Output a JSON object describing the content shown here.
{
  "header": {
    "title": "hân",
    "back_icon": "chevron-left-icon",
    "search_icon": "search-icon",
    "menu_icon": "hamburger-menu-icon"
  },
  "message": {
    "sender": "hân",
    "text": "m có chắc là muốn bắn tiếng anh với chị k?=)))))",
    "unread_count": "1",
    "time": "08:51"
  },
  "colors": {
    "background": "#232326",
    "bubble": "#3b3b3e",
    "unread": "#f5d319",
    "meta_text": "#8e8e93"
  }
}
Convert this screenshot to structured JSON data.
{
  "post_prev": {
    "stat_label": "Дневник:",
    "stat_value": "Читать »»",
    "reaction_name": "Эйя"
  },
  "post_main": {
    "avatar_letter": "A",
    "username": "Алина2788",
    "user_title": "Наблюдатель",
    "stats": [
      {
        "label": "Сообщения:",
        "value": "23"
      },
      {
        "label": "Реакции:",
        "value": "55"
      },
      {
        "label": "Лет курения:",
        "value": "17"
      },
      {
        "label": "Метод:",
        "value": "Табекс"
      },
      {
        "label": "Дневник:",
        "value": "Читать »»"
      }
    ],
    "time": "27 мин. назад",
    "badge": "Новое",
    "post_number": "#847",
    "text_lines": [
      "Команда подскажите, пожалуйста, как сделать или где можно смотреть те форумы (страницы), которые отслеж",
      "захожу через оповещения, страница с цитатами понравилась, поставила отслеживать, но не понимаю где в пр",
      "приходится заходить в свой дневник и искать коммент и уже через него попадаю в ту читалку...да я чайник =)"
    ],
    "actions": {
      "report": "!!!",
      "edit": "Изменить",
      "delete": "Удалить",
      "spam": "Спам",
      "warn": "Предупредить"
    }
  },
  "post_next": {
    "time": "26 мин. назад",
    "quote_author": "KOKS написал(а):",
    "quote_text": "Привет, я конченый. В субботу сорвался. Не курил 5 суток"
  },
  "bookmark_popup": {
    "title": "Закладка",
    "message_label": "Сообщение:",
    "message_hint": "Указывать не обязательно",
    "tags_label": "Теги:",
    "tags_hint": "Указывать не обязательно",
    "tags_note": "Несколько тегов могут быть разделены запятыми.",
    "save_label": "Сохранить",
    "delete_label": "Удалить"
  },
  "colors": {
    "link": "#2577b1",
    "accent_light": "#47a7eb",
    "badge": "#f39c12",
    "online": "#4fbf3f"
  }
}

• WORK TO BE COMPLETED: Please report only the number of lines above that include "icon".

• RESULT OF THE EXERCISE: 3